§ **Instructions to follow**
Exactly how many lines in the data below contain the string "refrigerator"? Give that number and nothing else.

::::::

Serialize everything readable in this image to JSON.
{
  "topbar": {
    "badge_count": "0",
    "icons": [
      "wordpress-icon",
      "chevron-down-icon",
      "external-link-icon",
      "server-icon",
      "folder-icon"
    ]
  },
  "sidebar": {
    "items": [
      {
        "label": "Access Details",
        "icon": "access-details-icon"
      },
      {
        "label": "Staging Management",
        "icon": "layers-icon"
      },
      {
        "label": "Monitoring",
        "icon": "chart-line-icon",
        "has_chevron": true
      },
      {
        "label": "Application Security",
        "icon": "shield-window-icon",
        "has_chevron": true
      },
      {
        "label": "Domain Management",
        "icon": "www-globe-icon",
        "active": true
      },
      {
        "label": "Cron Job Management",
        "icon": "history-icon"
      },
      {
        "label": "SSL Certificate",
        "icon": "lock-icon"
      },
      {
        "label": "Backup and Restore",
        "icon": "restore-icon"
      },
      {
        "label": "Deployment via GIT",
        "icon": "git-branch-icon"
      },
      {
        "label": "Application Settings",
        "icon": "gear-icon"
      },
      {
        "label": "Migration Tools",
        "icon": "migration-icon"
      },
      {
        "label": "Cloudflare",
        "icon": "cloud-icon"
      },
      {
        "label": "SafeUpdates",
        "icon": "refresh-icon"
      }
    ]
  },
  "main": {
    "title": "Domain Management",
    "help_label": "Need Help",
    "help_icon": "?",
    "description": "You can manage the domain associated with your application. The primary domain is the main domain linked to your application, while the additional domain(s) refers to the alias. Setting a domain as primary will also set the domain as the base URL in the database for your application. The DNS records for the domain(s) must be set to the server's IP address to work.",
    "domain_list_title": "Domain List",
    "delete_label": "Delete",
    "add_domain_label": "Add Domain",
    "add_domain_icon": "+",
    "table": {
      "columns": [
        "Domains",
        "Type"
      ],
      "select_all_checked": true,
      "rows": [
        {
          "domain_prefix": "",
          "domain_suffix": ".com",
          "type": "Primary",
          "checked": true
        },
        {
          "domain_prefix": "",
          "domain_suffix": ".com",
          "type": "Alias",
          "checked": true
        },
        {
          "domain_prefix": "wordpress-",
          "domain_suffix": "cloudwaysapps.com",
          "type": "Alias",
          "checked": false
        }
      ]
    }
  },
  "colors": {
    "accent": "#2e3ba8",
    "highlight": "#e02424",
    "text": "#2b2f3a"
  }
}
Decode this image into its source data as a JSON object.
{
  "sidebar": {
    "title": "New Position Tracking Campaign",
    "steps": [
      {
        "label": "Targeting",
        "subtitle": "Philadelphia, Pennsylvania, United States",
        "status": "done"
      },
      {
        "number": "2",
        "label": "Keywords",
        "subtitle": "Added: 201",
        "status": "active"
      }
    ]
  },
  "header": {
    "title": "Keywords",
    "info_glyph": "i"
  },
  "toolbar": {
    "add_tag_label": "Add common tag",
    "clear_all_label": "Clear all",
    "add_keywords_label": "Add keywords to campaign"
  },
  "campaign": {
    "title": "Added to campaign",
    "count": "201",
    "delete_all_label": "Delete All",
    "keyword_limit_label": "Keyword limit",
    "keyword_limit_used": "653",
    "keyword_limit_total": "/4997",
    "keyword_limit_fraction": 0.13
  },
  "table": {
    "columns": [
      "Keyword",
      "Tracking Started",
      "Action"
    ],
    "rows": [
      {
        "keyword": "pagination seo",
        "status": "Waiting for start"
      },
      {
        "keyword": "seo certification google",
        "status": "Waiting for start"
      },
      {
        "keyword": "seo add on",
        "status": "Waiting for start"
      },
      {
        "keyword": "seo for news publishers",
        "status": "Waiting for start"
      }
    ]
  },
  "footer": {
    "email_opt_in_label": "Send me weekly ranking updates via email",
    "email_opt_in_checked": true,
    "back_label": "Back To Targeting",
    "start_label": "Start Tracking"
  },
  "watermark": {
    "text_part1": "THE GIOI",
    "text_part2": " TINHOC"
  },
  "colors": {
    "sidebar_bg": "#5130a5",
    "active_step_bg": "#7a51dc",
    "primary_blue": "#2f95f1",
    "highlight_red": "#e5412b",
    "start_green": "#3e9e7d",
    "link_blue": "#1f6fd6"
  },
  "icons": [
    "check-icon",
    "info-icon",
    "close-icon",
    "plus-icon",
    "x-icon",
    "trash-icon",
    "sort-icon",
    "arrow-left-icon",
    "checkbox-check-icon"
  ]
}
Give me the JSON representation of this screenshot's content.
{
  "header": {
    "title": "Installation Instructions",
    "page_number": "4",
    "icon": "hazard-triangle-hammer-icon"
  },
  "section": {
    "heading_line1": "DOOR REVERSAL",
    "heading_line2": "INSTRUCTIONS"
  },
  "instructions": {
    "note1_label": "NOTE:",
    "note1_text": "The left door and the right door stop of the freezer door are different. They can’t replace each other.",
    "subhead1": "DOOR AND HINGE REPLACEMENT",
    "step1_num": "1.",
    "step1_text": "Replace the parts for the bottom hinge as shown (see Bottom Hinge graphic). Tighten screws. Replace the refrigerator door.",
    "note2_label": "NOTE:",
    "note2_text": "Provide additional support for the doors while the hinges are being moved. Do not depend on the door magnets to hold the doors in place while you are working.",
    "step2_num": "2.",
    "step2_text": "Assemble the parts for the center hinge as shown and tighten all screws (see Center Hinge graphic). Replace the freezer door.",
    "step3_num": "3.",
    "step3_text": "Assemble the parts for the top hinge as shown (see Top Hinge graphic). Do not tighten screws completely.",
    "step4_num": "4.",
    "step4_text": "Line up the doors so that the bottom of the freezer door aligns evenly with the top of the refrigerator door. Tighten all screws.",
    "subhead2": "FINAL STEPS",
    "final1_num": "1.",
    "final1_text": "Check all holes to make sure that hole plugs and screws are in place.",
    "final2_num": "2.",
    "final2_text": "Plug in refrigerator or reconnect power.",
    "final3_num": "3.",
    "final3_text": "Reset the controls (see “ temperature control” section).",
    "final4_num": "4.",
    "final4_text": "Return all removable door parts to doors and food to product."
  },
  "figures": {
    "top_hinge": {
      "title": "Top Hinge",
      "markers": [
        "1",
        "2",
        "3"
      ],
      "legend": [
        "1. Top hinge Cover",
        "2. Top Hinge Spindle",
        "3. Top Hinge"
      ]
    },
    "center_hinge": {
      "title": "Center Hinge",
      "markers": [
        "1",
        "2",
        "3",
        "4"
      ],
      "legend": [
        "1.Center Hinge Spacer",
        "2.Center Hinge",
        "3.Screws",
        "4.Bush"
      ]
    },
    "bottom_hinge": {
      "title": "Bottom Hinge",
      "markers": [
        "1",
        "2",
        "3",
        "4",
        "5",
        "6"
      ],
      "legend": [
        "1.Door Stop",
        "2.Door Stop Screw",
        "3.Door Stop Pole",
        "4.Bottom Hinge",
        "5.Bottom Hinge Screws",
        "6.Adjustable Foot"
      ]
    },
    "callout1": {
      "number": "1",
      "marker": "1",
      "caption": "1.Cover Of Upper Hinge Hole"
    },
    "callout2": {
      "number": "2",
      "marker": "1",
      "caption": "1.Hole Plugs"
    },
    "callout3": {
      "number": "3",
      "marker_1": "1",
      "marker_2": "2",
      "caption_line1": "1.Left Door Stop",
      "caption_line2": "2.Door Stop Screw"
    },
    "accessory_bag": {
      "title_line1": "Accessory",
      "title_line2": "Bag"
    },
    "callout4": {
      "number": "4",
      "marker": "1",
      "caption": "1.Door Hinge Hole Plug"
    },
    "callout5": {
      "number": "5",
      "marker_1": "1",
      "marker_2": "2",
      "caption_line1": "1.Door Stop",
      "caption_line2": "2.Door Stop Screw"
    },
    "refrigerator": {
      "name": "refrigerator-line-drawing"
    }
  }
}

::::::

§ **Exercise response**
5